**Exercise goal**
The lines wanted are those in the data below that include "title".

Extracted data entries
· · · · ·

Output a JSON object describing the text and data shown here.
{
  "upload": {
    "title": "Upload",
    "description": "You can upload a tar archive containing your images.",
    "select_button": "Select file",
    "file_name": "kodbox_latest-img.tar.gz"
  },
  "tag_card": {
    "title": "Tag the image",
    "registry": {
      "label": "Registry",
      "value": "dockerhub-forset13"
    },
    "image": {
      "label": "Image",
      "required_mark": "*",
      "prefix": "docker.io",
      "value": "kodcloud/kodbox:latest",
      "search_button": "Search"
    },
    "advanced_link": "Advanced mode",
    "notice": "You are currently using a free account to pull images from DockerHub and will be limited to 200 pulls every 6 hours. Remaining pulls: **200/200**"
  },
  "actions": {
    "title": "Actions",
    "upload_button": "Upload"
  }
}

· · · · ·

**Answer for this exercise**
    "title": "Upload",
    "title": "Tag the image",
    "title": "Actions",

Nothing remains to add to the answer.